Produce a perfect copy of the listing, matching each line.

*Task data*.
-----

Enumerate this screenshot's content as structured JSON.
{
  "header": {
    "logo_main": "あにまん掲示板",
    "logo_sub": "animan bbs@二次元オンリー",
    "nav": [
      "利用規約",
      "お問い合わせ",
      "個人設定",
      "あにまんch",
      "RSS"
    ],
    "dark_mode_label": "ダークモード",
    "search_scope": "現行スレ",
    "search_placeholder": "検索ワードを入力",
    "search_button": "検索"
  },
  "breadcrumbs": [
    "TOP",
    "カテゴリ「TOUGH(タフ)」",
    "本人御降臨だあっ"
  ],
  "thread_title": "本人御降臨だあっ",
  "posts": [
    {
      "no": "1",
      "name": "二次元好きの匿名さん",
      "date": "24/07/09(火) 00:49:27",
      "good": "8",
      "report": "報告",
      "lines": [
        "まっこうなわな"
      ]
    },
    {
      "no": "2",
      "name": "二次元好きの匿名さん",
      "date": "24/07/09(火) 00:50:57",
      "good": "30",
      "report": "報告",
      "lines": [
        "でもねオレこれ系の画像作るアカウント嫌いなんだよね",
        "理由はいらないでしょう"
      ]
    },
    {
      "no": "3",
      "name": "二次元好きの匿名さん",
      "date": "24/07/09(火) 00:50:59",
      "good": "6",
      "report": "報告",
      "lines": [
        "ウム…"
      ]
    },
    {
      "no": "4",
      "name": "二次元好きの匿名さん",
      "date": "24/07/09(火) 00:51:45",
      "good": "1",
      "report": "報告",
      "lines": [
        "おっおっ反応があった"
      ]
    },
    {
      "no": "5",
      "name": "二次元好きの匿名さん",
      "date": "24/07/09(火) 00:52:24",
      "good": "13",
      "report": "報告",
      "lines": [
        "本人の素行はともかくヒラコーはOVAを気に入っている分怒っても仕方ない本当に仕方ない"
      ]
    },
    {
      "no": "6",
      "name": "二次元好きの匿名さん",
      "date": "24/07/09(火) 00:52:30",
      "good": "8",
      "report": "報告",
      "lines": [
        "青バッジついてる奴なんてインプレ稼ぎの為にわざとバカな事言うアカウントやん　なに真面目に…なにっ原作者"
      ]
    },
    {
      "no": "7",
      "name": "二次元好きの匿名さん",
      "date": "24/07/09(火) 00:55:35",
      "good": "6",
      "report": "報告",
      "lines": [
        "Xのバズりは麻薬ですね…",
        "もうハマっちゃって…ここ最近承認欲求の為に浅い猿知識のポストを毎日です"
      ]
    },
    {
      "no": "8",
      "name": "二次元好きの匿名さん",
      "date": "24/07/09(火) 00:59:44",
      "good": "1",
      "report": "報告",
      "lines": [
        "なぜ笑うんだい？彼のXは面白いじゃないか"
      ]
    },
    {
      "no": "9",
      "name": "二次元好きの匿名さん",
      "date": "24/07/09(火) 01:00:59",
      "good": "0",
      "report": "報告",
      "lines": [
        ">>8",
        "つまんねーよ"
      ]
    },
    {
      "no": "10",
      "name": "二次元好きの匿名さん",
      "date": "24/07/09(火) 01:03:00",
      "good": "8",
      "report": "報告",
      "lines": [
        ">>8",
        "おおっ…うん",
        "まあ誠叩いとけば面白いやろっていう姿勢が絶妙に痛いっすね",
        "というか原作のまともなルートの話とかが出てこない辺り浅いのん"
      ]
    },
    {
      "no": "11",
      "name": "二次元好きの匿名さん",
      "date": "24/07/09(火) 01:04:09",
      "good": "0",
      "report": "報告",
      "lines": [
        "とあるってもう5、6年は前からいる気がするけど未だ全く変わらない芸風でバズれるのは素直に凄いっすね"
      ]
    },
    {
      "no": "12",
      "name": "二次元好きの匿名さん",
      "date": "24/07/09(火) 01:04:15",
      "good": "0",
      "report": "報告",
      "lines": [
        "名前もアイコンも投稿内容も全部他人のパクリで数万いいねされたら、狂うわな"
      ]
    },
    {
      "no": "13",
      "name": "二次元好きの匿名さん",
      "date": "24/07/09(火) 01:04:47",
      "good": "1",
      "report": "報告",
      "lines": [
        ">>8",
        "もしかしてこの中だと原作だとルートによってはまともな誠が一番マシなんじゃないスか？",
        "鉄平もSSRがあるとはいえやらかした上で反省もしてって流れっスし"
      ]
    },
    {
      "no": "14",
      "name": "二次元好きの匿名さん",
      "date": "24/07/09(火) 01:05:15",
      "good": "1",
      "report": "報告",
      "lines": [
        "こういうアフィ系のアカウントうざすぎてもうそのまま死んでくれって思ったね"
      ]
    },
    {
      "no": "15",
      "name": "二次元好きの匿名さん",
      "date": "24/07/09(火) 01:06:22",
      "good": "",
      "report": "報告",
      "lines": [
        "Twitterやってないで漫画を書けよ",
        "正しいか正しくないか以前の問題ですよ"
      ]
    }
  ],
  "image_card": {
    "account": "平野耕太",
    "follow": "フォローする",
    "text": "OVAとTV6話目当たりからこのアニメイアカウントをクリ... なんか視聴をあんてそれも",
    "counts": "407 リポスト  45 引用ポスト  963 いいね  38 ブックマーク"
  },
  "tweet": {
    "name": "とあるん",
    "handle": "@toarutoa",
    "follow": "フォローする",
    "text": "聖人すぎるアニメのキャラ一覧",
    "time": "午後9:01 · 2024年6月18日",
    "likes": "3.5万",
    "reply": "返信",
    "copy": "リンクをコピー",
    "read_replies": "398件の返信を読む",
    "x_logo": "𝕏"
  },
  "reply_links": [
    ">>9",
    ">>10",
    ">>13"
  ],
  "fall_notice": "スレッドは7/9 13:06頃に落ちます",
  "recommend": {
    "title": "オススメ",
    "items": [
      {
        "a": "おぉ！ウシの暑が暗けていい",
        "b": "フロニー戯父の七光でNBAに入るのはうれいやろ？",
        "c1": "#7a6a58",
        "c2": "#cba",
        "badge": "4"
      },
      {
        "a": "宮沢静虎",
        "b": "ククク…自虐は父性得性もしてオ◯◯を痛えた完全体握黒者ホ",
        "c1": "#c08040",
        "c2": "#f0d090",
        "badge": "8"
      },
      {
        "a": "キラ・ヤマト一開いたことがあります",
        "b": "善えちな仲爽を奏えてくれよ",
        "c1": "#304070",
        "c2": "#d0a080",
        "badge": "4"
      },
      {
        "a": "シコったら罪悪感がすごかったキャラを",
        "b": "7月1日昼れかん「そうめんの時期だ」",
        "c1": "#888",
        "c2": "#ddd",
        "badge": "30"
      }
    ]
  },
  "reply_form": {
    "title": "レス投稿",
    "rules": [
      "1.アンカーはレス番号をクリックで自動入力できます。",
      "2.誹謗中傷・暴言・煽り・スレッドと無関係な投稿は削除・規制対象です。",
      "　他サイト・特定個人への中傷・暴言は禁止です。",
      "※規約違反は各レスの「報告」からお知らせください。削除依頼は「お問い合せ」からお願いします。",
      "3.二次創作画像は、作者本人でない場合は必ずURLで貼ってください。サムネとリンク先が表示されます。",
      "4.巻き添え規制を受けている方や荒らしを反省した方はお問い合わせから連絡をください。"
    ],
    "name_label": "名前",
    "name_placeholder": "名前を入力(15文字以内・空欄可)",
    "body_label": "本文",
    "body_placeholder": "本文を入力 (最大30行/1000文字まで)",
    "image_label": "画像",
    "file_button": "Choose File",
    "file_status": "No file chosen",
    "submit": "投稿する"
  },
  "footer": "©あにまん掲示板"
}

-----

*Exercise solution*.
Enumerate this screenshot's content as structured JSON.
{
  "header": {
    "logo_main": "あにまん掲示板",
    "logo_sub": "animan bbs@二次元オンリー",
    "nav": [
      "利用規約",
      "お問い合わせ",
      "個人設定",
      "あにまんch",
      "RSS"
    ],
    "dark_mode_label": "ダークモード",
    "search_scope": "現行スレ",
    "search_placeholder": "検索ワードを入力",
    "search_button": "検索"
  },
  "breadcrumbs": [
    "TOP",
    "カテゴリ「TOUGH(タフ)」",
    "本人御降臨だあっ"
  ],
  "thread_title": "本人御降臨だあっ",
  "posts": [
    {
      "no": "1",
      "name": "二次元好きの匿名さん",
      "date": "24/07/09(火) 00:49:27",
      "good": "8",
      "report": "報告",
      "lines": [
        "まっこうなわな"
      ]
    },
    {
      "no": "2",
      "name": "二次元好きの匿名さん",
      "date": "24/07/09(火) 00:50:57",
      "good": "30",
      "report": "報告",
      "lines": [
        "でもねオレこれ系の画像作るアカウント嫌いなんだよね",
        "理由はいらないでしょう"
      ]
    },
    {
      "no": "3",
      "name": "二次元好きの匿名さん",
      "date": "24/07/09(火) 00:50:59",
      "good": "6",
      "report": "報告",
      "lines": [
        "ウム…"
      ]
    },
    {
      "no": "4",
      "name": "二次元好きの匿名さん",
      "date": "24/07/09(火) 00:51:45",
      "good": "1",
      "report": "報告",
      "lines": [
        "おっおっ反応があった"
      ]
    },
    {
      "no": "5",
      "name": "二次元好きの匿名さん",
      "date": "24/07/09(火) 00:52:24",
      "good": "13",
      "report": "報告",
      "lines": [
        "本人の素行はともかくヒラコーはOVAを気に入っている分怒っても仕方ない本当に仕方ない"
      ]
    },
    {
      "no": "6",
      "name": "二次元好きの匿名さん",
      "date": "24/07/09(火) 00:52:30",
      "good": "8",
      "report": "報告",
      "lines": [
        "青バッジついてる奴なんてインプレ稼ぎの為にわざとバカな事言うアカウントやん　なに真面目に…なにっ原作者"
      ]
    },
    {
      "no": "7",
      "name": "二次元好きの匿名さん",
      "date": "24/07/09(火) 00:55:35",
      "good": "6",
      "report": "報告",
      "lines": [
        "Xのバズりは麻薬ですね…",
        "もうハマっちゃって…ここ最近承認欲求の為に浅い猿知識のポストを毎日です"
      ]
    },
    {
      "no": "8",
      "name": "二次元好きの匿名さん",
      "date": "24/07/09(火) 00:59:44",
      "good": "1",
      "report": "報告",
      "lines": [
        "なぜ笑うんだい？彼のXは面白いじゃないか"
      ]
    },
    {
      "no": "9",
      "name": "二次元好きの匿名さん",
      "date": "24/07/09(火) 01:00:59",
      "good": "0",
      "report": "報告",
      "lines": [
        ">>8",
        "つまんねーよ"
      ]
    },
    {
      "no": "10",
      "name": "二次元好きの匿名さん",
      "date": "24/07/09(火) 01:03:00",
      "good": "8",
      "report": "報告",
      "lines": [
        ">>8",
        "おおっ…うん",
        "まあ誠叩いとけば面白いやろっていう姿勢が絶妙に痛いっすね",
        "というか原作のまともなルートの話とかが出てこない辺り浅いのん"
      ]
    },
    {
      "no": "11",
      "name": "二次元好きの匿名さん",
      "date": "24/07/09(火) 01:04:09",
      "good": "0",
      "report": "報告",
      "lines": [
        "とあるってもう5、6年は前からいる気がするけど未だ全く変わらない芸風でバズれるのは素直に凄いっすね"
      ]
    },
    {
      "no": "12",
      "name": "二次元好きの匿名さん",
      "date": "24/07/09(火) 01:04:15",
      "good": "0",
      "report": "報告",
      "lines": [
        "名前もアイコンも投稿内容も全部他人のパクリで数万いいねされたら、狂うわな"
      ]
    },
    {
      "no": "13",
      "name": "二次元好きの匿名さん",
      "date": "24/07/09(火) 01:04:47",
      "good": "1",
      "report": "報告",
      "lines": [
        ">>8",
        "もしかしてこの中だと原作だとルートによってはまともな誠が一番マシなんじゃないスか？",
        "鉄平もSSRがあるとはいえやらかした上で反省もしてって流れっスし"
      ]
    },
    {
      "no": "14",
      "name": "二次元好きの匿名さん",
      "date": "24/07/09(火) 01:05:15",
      "good": "1",
      "report": "報告",
      "lines": [
        "こういうアフィ系のアカウントうざすぎてもうそのまま死んでくれって思ったね"
      ]
    },
    {
      "no": "15",
      "name": "二次元好きの匿名さん",
      "date": "24/07/09(火) 01:06:22",
      "good": "",
      "report": "報告",
      "lines": [
        "Twitterやってないで漫画を書けよ",
        "正しいか正しくないか以前の問題ですよ"
      ]
    }
  ],
  "image_card": {
    "account": "平野耕太",
    "follow": "フォローする",
    "text": "OVAとTV6話目当たりからこのアニメイアカウントをクリ... なんか視聴をあんてそれも",
    "counts": "407 リポスト  45 引用ポスト  963 いいね  38 ブックマーク"
  },
  "tweet": {
    "name": "とあるん",
    "handle": "@toarutoa",
    "follow": "フォローする",
    "text": "聖人すぎるアニメのキャラ一覧",
    "time": "午後9:01 · 2024年6月18日",
    "likes": "3.5万",
    "reply": "返信",
    "copy": "リンクをコピー",
    "read_replies": "398件の返信を読む",
    "x_logo": "𝕏"
  },
  "reply_links": [
    ">>9",
    ">>10",
    ">>13"
  ],
  "fall_notice": "スレッドは7/9 13:06頃に落ちます",
  "recommend": {
    "title": "オススメ",
    "items": [
      {
        "a": "おぉ！ウシの暑が暗けていい",
        "b": "フロニー戯父の七光でNBAに入るのはうれいやろ？",
        "c1": "#7a6a58",
        "c2": "#cba",
        "badge": "4"
      },
      {
        "a": "宮沢静虎",
        "b": "ククク…自虐は父性得性もしてオ◯◯を痛えた完全体握黒者ホ",
        "c1": "#c08040",
        "c2": "#f0d090",
        "badge": "8"
      },
      {
        "a": "キラ・ヤマト一開いたことがあります",
        "b": "善えちな仲爽を奏えてくれよ",
        "c1": "#304070",
        "c2": "#d0a080",
        "badge": "4"
      },
      {
        "a": "シコったら罪悪感がすごかったキャラを",
        "b": "7月1日昼れかん「そうめんの時期だ」",
        "c1": "#888",
        "c2": "#ddd",
        "badge": "30"
      }
    ]
  },
  "reply_form": {
    "title": "レス投稿",
    "rules": [
      "1.アンカーはレス番号をクリックで自動入力できます。",
      "2.誹謗中傷・暴言・煽り・スレッドと無関係な投稿は削除・規制対象です。",
      "　他サイト・特定個人への中傷・暴言は禁止です。",
      "※規約違反は各レスの「報告」からお知らせください。削除依頼は「お問い合せ」からお願いします。",
      "3.二次創作画像は、作者本人でない場合は必ずURLで貼ってください。サムネとリンク先が表示されます。",
      "4.巻き添え規制を受けている方や荒らしを反省した方はお問い合わせから連絡をください。"
    ],
    "name_label": "名前",
    "name_placeholder": "名前を入力(15文字以内・空欄可)",
    "body_label": "本文",
    "body_placeholder": "本文を入力 (最大30行/1000文字まで)",
    "image_label": "画像",
    "file_button": "Choose File",
    "file_status": "No file chosen",
    "submit": "投稿する"
  },
  "footer": "©あにまん掲示板"
}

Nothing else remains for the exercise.